### SUPPLIED MATERIAL
........

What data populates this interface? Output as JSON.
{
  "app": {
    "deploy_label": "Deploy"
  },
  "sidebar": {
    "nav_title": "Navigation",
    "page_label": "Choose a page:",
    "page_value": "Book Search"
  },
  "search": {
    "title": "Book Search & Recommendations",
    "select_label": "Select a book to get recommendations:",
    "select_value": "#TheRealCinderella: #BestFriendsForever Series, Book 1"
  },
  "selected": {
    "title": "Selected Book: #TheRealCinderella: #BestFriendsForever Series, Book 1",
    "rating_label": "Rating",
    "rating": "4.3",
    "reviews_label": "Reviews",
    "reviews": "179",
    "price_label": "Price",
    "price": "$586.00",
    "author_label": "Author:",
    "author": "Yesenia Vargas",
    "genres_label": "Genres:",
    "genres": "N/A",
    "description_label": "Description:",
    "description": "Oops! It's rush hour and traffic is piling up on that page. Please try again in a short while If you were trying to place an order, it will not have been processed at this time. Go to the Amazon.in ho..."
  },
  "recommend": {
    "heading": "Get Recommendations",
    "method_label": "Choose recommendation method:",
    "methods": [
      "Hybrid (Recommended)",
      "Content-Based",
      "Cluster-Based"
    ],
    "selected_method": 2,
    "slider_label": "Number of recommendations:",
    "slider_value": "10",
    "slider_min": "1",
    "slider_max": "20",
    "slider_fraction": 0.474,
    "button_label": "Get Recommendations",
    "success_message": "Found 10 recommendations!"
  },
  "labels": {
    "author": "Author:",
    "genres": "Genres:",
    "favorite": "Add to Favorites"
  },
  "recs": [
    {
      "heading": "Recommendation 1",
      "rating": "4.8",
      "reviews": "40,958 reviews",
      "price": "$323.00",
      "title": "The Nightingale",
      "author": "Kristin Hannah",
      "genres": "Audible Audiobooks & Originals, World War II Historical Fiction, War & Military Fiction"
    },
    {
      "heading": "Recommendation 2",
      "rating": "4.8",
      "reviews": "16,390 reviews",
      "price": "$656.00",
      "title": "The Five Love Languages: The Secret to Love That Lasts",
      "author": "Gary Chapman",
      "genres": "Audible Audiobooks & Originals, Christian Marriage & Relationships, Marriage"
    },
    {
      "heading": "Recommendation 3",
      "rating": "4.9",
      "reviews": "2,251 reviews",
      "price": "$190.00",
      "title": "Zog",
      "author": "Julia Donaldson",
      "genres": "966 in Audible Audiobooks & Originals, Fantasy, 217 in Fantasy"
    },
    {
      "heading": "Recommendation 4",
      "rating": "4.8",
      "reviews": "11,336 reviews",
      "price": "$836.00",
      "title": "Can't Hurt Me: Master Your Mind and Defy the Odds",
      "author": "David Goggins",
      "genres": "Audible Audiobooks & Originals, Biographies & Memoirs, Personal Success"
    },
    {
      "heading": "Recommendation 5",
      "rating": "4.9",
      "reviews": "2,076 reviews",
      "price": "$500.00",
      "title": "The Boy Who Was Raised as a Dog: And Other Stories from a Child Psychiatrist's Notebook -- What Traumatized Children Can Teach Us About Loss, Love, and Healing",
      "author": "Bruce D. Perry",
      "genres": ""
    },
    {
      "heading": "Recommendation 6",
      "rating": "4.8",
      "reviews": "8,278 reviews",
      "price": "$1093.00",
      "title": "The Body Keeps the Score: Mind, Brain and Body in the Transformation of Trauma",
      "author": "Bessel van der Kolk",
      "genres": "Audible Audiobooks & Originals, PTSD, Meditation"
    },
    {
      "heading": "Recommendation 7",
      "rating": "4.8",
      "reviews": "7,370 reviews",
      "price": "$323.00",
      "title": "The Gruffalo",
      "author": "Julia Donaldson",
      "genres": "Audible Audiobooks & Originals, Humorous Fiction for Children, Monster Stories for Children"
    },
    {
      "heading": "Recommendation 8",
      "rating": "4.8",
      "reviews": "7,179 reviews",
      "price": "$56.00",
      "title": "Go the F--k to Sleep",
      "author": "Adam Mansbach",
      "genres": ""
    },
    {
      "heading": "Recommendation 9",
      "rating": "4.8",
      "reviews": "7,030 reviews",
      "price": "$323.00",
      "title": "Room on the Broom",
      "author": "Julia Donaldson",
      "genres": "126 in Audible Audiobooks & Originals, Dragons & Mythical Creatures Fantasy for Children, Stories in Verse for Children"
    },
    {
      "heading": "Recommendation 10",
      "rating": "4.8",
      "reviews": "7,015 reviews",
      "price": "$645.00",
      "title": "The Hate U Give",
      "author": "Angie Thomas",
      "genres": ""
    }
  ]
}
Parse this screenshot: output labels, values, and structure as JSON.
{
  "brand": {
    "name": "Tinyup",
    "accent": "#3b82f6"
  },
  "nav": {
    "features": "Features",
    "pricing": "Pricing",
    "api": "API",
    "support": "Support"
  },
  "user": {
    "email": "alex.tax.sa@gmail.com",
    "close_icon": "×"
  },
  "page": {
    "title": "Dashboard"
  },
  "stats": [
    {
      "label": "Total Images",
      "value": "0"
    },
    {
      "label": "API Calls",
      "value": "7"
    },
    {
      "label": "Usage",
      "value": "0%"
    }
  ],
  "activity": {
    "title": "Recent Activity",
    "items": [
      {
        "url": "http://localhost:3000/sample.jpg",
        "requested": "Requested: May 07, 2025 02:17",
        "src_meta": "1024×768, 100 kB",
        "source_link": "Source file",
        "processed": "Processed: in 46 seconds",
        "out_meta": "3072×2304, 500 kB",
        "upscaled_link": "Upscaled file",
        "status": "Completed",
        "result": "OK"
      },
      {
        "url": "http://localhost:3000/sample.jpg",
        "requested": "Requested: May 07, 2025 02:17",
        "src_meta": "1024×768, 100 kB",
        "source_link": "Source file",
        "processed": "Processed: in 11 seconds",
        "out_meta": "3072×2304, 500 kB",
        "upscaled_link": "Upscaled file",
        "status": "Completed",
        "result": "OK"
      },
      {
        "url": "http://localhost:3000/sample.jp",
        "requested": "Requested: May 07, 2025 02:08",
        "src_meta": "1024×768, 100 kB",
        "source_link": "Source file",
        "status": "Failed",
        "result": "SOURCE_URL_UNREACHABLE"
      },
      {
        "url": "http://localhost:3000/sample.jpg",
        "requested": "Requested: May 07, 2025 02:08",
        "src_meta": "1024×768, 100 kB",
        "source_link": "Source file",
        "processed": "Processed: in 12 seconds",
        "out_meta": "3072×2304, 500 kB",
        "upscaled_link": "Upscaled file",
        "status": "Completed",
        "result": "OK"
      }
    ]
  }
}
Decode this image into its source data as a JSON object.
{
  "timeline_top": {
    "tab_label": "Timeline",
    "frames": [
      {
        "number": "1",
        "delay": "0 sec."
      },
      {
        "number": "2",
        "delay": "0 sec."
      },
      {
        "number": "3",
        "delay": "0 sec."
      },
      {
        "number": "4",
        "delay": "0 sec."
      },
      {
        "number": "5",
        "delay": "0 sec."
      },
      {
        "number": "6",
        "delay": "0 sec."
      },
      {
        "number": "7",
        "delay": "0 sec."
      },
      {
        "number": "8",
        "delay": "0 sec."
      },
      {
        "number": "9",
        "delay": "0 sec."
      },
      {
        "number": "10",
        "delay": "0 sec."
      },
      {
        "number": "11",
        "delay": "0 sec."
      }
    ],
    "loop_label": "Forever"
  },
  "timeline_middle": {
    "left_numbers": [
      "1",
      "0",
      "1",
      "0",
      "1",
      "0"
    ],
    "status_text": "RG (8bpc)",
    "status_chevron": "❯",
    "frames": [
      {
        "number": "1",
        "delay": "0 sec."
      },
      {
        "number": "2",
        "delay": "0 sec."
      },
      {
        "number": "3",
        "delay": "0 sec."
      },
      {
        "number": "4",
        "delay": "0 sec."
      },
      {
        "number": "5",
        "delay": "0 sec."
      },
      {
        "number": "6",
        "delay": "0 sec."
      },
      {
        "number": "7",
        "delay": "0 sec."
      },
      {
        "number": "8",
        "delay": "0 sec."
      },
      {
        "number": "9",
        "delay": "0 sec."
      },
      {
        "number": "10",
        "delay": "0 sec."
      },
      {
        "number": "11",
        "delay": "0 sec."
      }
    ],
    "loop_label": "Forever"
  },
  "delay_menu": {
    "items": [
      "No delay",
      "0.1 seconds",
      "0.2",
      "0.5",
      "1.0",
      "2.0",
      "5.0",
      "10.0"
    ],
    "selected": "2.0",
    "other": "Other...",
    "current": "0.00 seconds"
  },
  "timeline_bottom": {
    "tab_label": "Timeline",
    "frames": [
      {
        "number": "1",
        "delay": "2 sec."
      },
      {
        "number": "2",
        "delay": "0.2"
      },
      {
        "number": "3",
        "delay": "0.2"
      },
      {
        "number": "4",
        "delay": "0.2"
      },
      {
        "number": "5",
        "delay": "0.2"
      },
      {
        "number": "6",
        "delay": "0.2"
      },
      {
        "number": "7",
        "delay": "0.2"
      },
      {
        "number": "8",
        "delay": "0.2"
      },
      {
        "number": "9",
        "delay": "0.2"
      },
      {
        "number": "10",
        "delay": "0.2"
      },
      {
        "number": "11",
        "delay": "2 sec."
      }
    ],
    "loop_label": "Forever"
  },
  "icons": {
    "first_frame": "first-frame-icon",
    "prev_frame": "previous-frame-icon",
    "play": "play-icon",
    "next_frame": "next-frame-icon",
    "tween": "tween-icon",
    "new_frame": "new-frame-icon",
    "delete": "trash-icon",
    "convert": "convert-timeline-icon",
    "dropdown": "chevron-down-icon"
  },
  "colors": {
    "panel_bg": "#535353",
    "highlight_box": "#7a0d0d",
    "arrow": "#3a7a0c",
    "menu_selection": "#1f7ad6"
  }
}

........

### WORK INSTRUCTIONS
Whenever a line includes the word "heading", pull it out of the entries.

### ANSWER BOX
    "heading": "Get Recommendations",
      "heading": "Recommendation 1",
      "heading": "Recommendation 2",
      "heading": "Recommendation 3",
      "heading": "Recommendation 4",
      "heading": "Recommendation 5",
      "heading": "Recommendation 6",
      "heading": "Recommendation 7",
      "heading": "Recommendation 8",
      "heading": "Recommendation 9",
      "heading": "Recommendation 10",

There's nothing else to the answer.